Saturday, 1 August 2009

A Health Unto His Majesty.


'A Health Unto His Majesty' by Jean Plaidy.

This novel is based around the reign of Charles II. England has been subdued under the puritan rule of Oliver Cromwell and his men with many everyday pleasures abolished. When Charles II is restored to the throne in 1660 the English people are ready for change.

'The King was a man whom the English would never cease to love. And at the great Court ball in Whitehall Palace on the last night of the year 1662, all those present rejoiced once more that their King was a merry monarch and that he had come home to rule his kingdom.'

Christmas festivities and May Day parades were reintroduced , and the country was at peace and happy. Happy with their King. A charismatic man, who very readily forgave the murderers of his father, a man ready to tackle life and all it entailed.
Charles was very fond of the ladies , both in and out of court. One of his favourites was Barbara Villiers , she was his mistress for many years and bore him several children. However, when the Royal lineage was considered a Royal Princess from Portugal was chosen. Thereby Catherine of Braganza travelled to England to become England's next Queen.
A shy,Catholic young girl met Charles and fell madly in love. Although not a beauty she possessed a certain charm.
After the first few weeks of marriage Charles' wander lust returned and Catherine was left lonely and forlorn in a foreign country, being confronted with her husband's mistress Barbara Villiers as a lady of her bedchamber did not ease the situation. These two women would be enemies for many years.
Throughout their marriage Catherine tried to tame is roving eye , without much success .

'It was seven years since she had come to England and she was more deeply in love with Charles than she had been during their ecstatic honeymoon. She no longer hoped to have his love exclusively; it would be enough for her if she might share it with all who made demands on it.'

She became pregnant numerous times but each ended in a miscarriage. At these times and throughout illnesses Charles proved that he was capable of great care and attention.
During these years London experienced the plague, the great fire and the Titus Oates Popish plots. Charles proved at these troublesome times to be a monarch of great practical wisdom and sensitivity.

'The King with his brother , the Duke of York, were in the centre of activity. ...
The Citizens saw their King then, not as the careless philanderer, but the man of action.'

Amid many plots to oust their Catholic Queen, Catherine remained at her husband's side and he tried to protect her, and so their lives proceeded.
Catherine died on 31st December 1705 in Portugal and Barbara Villiers,Charles' prominent mistress died of dropsy in four years later.

A passionate story of a marriage.
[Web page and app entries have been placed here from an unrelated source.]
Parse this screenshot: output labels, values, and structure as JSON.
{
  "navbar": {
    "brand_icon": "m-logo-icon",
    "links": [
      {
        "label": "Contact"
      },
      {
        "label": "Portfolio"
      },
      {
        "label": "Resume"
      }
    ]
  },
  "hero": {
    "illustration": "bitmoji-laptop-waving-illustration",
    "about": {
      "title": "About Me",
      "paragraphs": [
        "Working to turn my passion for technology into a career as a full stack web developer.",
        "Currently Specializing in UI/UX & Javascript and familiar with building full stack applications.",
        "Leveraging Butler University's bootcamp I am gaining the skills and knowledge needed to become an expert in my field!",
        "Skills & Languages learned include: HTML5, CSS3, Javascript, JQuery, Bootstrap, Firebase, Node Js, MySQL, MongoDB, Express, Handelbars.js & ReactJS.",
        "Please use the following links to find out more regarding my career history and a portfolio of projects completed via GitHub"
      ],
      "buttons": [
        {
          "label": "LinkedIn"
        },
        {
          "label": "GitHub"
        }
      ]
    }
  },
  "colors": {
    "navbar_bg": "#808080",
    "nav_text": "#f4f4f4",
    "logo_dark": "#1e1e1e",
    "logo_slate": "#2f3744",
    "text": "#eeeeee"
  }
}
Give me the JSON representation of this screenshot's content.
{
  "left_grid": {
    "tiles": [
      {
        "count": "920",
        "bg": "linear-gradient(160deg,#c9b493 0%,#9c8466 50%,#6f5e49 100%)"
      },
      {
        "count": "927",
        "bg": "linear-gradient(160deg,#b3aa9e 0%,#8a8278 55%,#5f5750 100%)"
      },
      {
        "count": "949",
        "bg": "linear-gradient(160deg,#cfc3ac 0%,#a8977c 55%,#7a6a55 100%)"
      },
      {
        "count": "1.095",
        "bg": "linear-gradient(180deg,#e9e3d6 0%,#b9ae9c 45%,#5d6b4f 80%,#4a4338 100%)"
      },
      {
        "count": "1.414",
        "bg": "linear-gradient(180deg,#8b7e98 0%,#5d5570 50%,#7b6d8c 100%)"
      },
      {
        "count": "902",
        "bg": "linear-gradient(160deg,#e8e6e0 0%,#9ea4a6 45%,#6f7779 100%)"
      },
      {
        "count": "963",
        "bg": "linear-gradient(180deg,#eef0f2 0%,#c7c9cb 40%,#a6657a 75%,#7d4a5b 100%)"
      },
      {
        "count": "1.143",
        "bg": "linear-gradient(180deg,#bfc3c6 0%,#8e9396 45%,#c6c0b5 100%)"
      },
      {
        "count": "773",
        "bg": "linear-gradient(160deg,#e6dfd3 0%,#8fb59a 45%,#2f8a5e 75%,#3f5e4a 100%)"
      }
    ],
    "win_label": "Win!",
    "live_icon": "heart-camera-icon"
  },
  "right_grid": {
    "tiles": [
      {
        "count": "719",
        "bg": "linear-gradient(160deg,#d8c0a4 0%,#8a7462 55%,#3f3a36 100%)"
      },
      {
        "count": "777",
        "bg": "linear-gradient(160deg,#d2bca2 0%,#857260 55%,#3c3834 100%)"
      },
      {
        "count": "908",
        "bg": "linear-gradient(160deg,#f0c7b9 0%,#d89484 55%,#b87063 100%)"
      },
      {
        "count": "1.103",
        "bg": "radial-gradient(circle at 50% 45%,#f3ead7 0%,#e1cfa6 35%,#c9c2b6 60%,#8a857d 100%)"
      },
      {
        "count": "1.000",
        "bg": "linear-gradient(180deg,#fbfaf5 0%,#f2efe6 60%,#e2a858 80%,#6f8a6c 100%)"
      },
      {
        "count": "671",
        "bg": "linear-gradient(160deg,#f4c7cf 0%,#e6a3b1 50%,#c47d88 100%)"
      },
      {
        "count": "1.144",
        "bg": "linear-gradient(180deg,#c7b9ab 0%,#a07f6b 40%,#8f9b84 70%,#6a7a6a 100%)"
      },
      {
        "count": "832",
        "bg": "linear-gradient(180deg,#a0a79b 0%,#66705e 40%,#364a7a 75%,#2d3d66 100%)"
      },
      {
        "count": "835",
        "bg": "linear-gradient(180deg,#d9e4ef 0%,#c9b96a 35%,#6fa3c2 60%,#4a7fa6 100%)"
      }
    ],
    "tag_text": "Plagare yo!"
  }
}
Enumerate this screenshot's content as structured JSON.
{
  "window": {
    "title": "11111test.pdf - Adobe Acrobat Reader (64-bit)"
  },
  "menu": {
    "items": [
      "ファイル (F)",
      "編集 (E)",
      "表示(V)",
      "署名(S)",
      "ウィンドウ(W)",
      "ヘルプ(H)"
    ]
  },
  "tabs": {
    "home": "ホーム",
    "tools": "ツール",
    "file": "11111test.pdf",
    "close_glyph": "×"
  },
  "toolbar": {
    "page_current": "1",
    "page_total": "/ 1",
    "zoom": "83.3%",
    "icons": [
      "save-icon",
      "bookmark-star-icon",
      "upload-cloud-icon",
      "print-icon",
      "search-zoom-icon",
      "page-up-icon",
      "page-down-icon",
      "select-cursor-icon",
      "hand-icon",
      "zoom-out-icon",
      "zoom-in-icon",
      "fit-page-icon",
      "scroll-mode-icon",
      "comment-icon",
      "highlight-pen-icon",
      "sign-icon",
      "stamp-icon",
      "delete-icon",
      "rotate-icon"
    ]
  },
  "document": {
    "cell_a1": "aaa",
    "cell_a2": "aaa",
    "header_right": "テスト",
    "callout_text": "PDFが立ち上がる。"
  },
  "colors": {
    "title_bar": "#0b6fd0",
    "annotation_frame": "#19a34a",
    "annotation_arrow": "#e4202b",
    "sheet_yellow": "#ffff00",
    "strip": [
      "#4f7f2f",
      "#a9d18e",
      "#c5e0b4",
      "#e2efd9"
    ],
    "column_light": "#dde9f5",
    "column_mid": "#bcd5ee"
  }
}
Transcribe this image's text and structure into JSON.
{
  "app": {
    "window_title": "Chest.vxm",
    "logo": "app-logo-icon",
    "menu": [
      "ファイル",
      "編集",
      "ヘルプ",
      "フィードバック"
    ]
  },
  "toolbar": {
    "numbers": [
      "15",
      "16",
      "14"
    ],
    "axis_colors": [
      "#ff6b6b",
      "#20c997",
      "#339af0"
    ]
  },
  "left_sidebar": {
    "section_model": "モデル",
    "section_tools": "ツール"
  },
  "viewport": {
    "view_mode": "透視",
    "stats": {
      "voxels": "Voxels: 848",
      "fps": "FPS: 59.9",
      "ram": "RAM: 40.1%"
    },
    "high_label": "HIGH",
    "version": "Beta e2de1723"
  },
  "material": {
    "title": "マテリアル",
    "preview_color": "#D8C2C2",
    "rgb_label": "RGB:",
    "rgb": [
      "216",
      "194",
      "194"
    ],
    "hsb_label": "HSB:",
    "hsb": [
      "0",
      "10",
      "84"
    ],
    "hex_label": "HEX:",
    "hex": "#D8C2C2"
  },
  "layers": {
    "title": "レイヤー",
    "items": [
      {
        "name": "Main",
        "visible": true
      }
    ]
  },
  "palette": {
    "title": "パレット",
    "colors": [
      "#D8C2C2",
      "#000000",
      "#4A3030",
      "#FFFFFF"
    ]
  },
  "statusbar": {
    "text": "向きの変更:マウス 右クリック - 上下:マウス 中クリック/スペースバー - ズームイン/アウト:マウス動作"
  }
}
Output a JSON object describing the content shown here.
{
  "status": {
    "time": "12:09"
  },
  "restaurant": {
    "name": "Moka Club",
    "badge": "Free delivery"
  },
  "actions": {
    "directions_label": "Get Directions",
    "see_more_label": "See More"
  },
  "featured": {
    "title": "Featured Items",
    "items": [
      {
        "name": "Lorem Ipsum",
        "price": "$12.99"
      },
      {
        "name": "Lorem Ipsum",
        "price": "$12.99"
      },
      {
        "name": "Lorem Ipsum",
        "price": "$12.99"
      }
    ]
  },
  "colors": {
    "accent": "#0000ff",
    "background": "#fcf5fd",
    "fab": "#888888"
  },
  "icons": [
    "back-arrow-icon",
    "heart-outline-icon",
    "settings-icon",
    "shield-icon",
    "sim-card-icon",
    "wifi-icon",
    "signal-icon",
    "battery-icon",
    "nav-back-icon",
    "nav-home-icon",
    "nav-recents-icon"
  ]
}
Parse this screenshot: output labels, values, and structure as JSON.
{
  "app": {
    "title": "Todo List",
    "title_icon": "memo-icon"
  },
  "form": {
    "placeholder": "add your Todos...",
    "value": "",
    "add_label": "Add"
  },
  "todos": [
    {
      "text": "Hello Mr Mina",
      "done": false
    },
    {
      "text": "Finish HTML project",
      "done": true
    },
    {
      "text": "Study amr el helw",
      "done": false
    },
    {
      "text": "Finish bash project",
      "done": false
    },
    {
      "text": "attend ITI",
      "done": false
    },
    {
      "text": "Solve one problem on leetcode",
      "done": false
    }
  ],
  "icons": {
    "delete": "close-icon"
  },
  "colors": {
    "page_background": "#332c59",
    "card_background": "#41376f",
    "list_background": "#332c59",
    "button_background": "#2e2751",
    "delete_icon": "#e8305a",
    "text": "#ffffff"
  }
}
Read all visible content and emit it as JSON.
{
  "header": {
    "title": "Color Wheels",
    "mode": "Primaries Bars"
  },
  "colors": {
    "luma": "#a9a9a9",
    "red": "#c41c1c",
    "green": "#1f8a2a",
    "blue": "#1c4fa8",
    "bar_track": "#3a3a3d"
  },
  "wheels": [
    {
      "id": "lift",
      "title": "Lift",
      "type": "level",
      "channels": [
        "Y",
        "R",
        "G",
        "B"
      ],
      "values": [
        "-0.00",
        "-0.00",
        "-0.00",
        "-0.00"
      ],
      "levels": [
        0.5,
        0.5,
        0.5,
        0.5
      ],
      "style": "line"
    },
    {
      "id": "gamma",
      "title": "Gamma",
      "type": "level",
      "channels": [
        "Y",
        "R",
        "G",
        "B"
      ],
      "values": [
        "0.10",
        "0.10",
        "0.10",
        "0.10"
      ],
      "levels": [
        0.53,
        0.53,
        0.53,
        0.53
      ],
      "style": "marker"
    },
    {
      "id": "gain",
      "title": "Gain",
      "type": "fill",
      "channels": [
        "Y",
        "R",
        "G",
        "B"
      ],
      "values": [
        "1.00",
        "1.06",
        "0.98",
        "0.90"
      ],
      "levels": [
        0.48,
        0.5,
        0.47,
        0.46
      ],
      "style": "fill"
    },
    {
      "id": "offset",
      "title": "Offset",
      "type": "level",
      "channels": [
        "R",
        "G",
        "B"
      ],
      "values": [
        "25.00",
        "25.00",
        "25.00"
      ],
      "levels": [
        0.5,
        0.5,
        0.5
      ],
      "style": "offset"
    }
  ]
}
I believe there was love on both sides but for some reason Charles could not remain faithful. The last page of the book is a perfect conclusion-------

'She had wept and had begged that he would forgive her for failing him - for failing to bring him the dowry which he had so desired, for failing to bring him beauty which he had so admired, for failing to give him a son.
She would treasure his answer to the very end.'You beg my pardon? Do not, I pray you, for it is I who should beg yours, and this I do with all my heart.'

'The end was near... at the last there was one who stood beside her - tall and very dark, with a jest on his lips - who took her hand to lead her; and she was smiling, for thus she was not afraid.
'


Wonderful!

4 comments:

Margot said...

Wow, that is romance and history all rolled into one. I'd never read the story before. Thanks for sharing.

Ms. Lucy said...

I want to read this!! Fabulous review. I'd reead anything about Charles- Plaidy does a fantastic job. Love you review. Thanks:)

Linda Jacobs said...

I don't read a lot of historical fiction but this one sounds really good!

Congrats on the new grandchild! I'll be looking for an announcement!

Arleigh said...

This is one of my favorites! I love Plaidy's version of Catherine and Barbara more than any of the other authors I have read. The Merry Monarch's Wife (also titled The Pleasures of Love) is also good and is different enough from this one to make it interesting to those who have read the Charles II trilogy. The Titus Oates conspiracy is explained in more detail.